======== Records provided ========
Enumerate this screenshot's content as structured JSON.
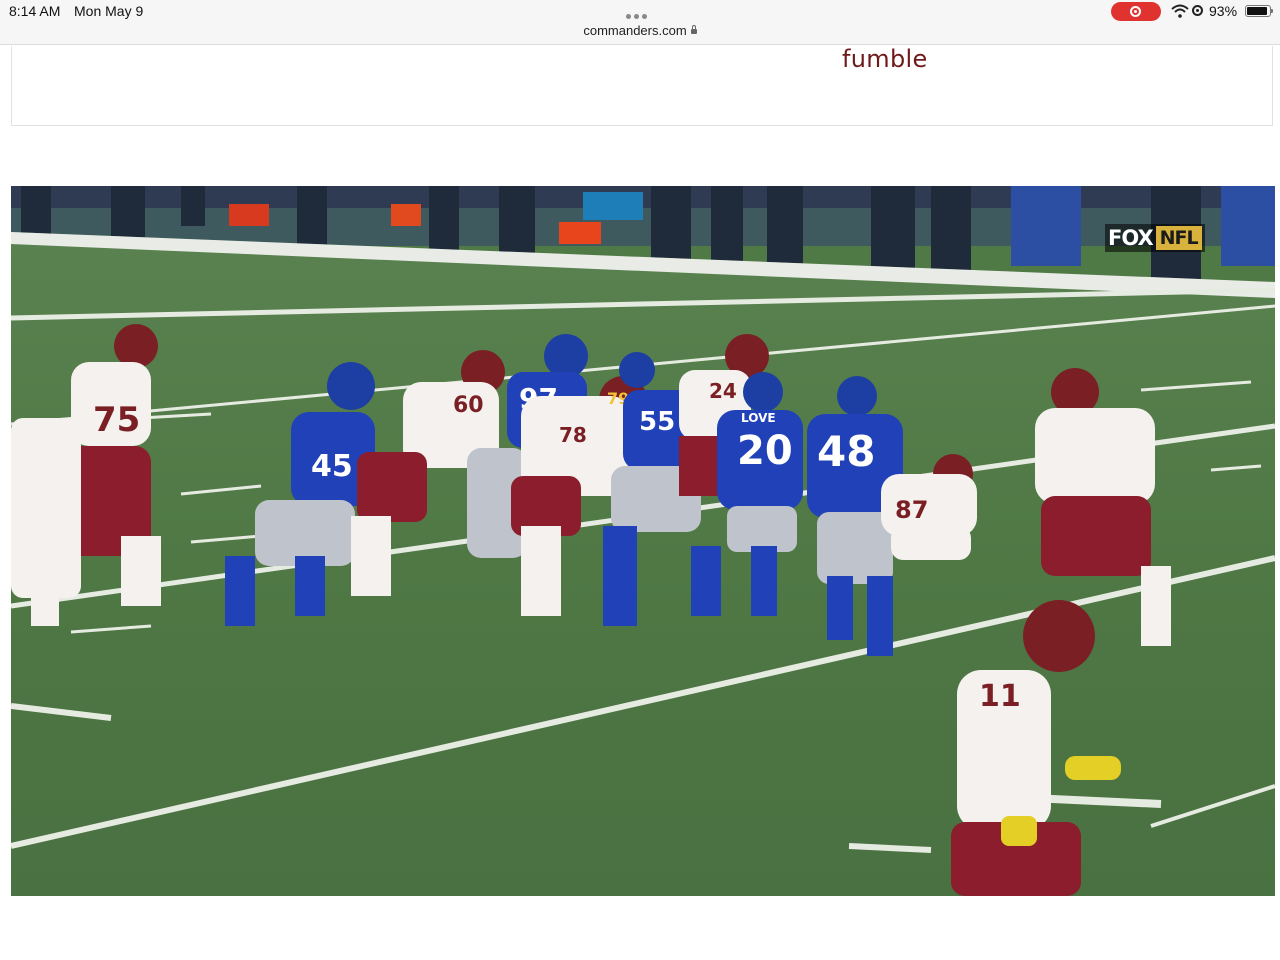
{
  "status_bar": {
    "time": "8:14 AM",
    "date": "Mon May 9",
    "url": "commanders.com",
    "battery_percent": "93%",
    "battery_level": 0.93,
    "icons": [
      "more-dots-icon",
      "lock-icon",
      "screen-record-icon",
      "wifi-icon",
      "orientation-lock-icon",
      "battery-icon"
    ],
    "record_color": "#e0332f"
  },
  "article": {
    "caption_link": "fumble",
    "caption_link_color": "#6f1a1a"
  },
  "video": {
    "network_bug": {
      "network": "FOX",
      "league": "NFL"
    },
    "jersey_numbers": [
      "75",
      "45",
      "60",
      "97",
      "78",
      "79",
      "55",
      "24",
      "20",
      "48",
      "87",
      "11"
    ],
    "colors": {
      "home_jersey": "#ffffff",
      "home_helmet": "#7a1f23",
      "home_pants": "#8b1d2c",
      "away_jersey": "#2141b8",
      "away_pants": "#bfc3cb",
      "field": "#4f7a45"
    }
  }
}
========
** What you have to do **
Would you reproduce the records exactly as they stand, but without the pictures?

** The answer **
Enumerate this screenshot's content as structured JSON.
{
  "status_bar": {
    "time": "8:14 AM",
    "date": "Mon May 9",
    "url": "commanders.com",
    "battery_percent": "93%",
    "battery_level": 0.93,
    "icons": [
      "more-dots-icon",
      "lock-icon",
      "screen-record-icon",
      "wifi-icon",
      "orientation-lock-icon",
      "battery-icon"
    ],
    "record_color": "#e0332f"
  },
  "article": {
    "caption_link": "fumble",
    "caption_link_color": "#6f1a1a"
  },
  "video": {
    "network_bug": {
      "network": "FOX",
      "league": "NFL"
    },
    "jersey_numbers": [
      "75",
      "45",
      "60",
      "97",
      "78",
      "79",
      "55",
      "24",
      "20",
      "48",
      "87",
      "11"
    ],
    "colors": {
      "home_jersey": "#ffffff",
      "home_helmet": "#7a1f23",
      "home_pants": "#8b1d2c",
      "away_jersey": "#2141b8",
      "away_pants": "#bfc3cb",
      "field": "#4f7a45"
    }
  }
}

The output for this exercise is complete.